- Problem details: Across the records that follow, give the number of lines containing the word "this" and nothing else.

%%

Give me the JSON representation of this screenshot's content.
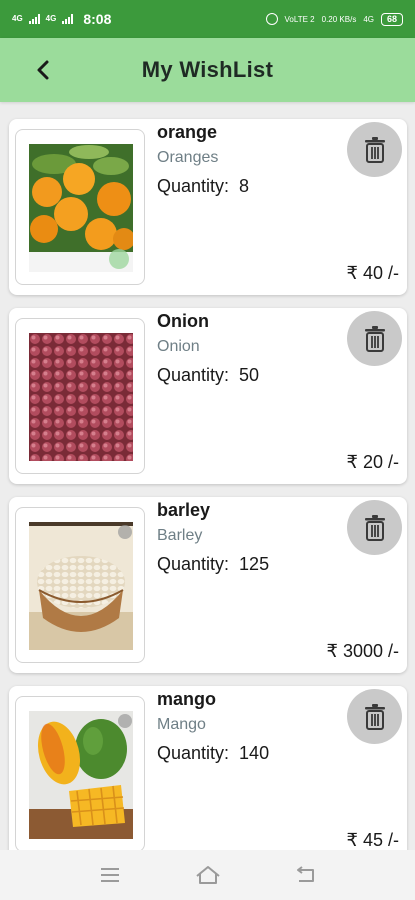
{
  "status_bar": {
    "time": "8:08",
    "network_left": [
      "4G",
      "4G"
    ],
    "volte_text": "VoLTE 2",
    "speed_text": "0.20 KB/s",
    "network_right": "4G",
    "battery": "68"
  },
  "header": {
    "title": "My WishList",
    "back_icon": "back-arrow-icon"
  },
  "wishlist": [
    {
      "name": "orange",
      "category": "Oranges",
      "quantity_label": "Quantity:",
      "quantity": "8",
      "price": "₹ 40 /-",
      "image_icon": "orange-image"
    },
    {
      "name": "Onion",
      "category": "Onion",
      "quantity_label": "Quantity:",
      "quantity": "50",
      "price": "₹ 20 /-",
      "image_icon": "onion-image"
    },
    {
      "name": "barley",
      "category": "Barley",
      "quantity_label": "Quantity:",
      "quantity": "125",
      "price": "₹ 3000 /-",
      "image_icon": "barley-image"
    },
    {
      "name": "mango",
      "category": "Mango",
      "quantity_label": "Quantity:",
      "quantity": "140",
      "price": "₹ 45 /-",
      "image_icon": "mango-image"
    }
  ],
  "nav_bar": {
    "icons": [
      "menu-icon",
      "home-icon",
      "back-icon"
    ]
  },
  "colors": {
    "status_bar": "#3c9a3c",
    "header": "#9bdc9b",
    "delete_button": "#c9c9c9",
    "category_text": "#6f7f86"
  }
}
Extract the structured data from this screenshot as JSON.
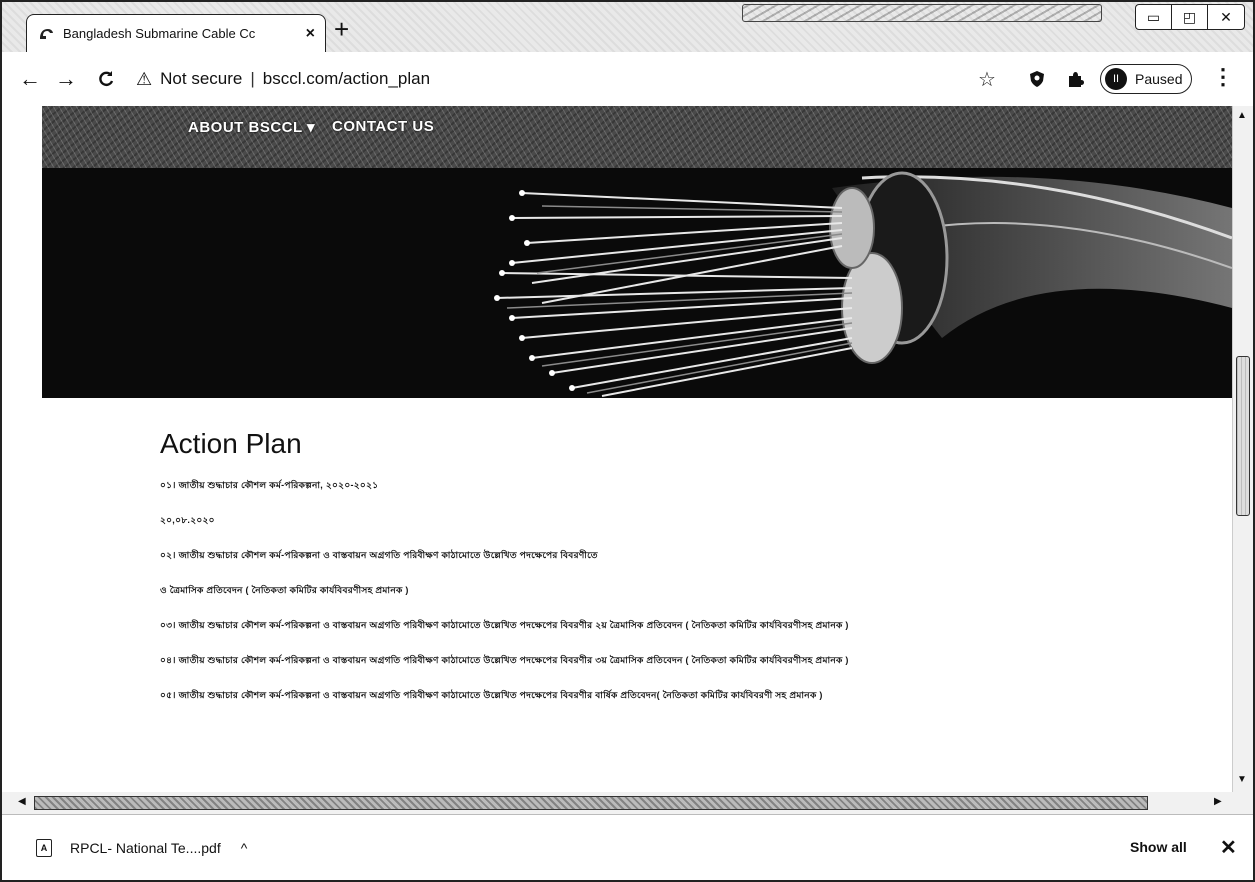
{
  "browser": {
    "tab_title": "Bangladesh Submarine Cable Cc",
    "tab_close_glyph": "×",
    "new_tab_glyph": "+",
    "address_security": "Not secure",
    "address_url": "bsccl.com/action_plan",
    "profile_status": "Paused",
    "window_controls": {
      "minimize": "▭",
      "restore": "◰",
      "close": "✕"
    }
  },
  "site_nav": {
    "items": [
      {
        "label": "ABOUT BSCCL ▾"
      },
      {
        "label": "CONTACT US"
      }
    ]
  },
  "main": {
    "title": "Action Plan",
    "documents": [
      {
        "label": "০১। জাতীয় শুদ্ধাচার কৌশল কর্ম-পরিকল্পনা, ২০২০-২০২১"
      },
      {
        "label": "২০,০৮.২০২০"
      },
      {
        "label": "০২। জাতীয় শুদ্ধাচার কৌশল কর্ম-পরিকল্পনা ও বাস্তবায়ন অগ্রগতি পরিবীক্ষণ কাঠামোতে উল্লেখিত পদক্ষেপের বিবরণীতে"
      },
      {
        "label": "ও ত্রৈমাসিক প্রতিবেদন ( নৈতিকতা কমিটির কার্যবিবরণীসহ প্রমানক )"
      },
      {
        "label": "০৩। জাতীয় শুদ্ধাচার কৌশল কর্ম-পরিকল্পনা ও বাস্তবায়ন অগ্রগতি পরিবীক্ষণ কাঠামোতে উল্লেখিত পদক্ষেপের বিবরণীর ২য় ত্রৈমাসিক প্রতিবেদন ( নৈতিকতা কমিটির কার্যবিবরণীসহ প্রমানক )"
      },
      {
        "label": "০৪। জাতীয় শুদ্ধাচার কৌশল কর্ম-পরিকল্পনা ও বাস্তবায়ন অগ্রগতি পরিবীক্ষণ কাঠামোতে উল্লেখিত পদক্ষেপের বিবরণীর ৩য় ত্রৈমাসিক প্রতিবেদন ( নৈতিকতা কমিটির কার্যবিবরণীসহ প্রমানক )"
      },
      {
        "label": "০৫। জাতীয় শুদ্ধাচার কৌশল কর্ম-পরিকল্পনা ও বাস্তবায়ন অগ্রগতি পরিবীক্ষণ কাঠামোতে উল্লেখিত পদক্ষেপের বিবরণীর বার্ষিক প্রতিবেদন( নৈতিকতা কমিটির কার্যবিবরণী সহ প্রমানক )"
      }
    ]
  },
  "downloads": {
    "file_name": "RPCL- National Te....pdf",
    "show_all_label": "Show all",
    "close_glyph": "✕"
  },
  "colors": {
    "hero_background": "#0a0a0a",
    "nav_background": "#4a4a4a"
  }
}
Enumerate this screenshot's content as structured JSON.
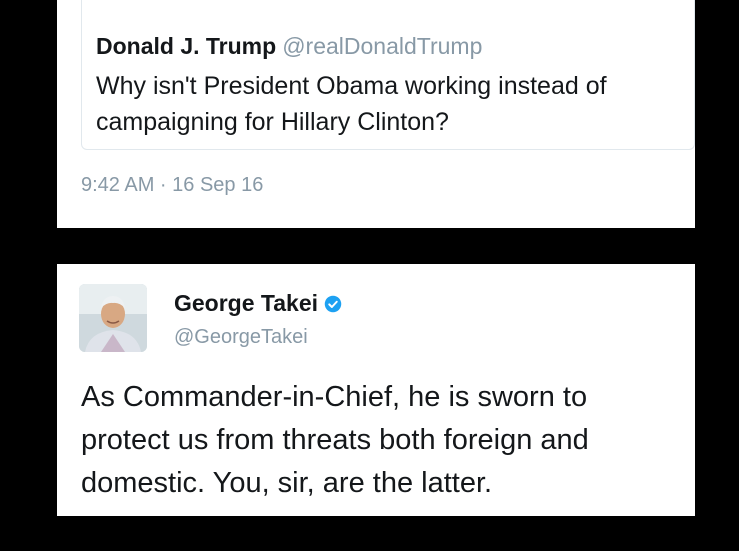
{
  "quoted_tweet": {
    "name": "Donald J. Trump",
    "handle": "@realDonaldTrump",
    "text": "Why isn't President Obama working instead of campaigning for Hillary Clinton?",
    "timestamp": "9:42 AM · 16 Sep 16"
  },
  "reply_tweet": {
    "name": "George Takei",
    "handle": "@GeorgeTakei",
    "verified": true,
    "text": "As Commander-in-Chief, he is sworn to protect us from threats both foreign and domestic. You, sir, are the latter."
  },
  "colors": {
    "background": "#000000",
    "card": "#ffffff",
    "text": "#14171a",
    "muted": "#8899a6",
    "verified": "#1da1f2"
  }
}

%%

- Exercise output: 3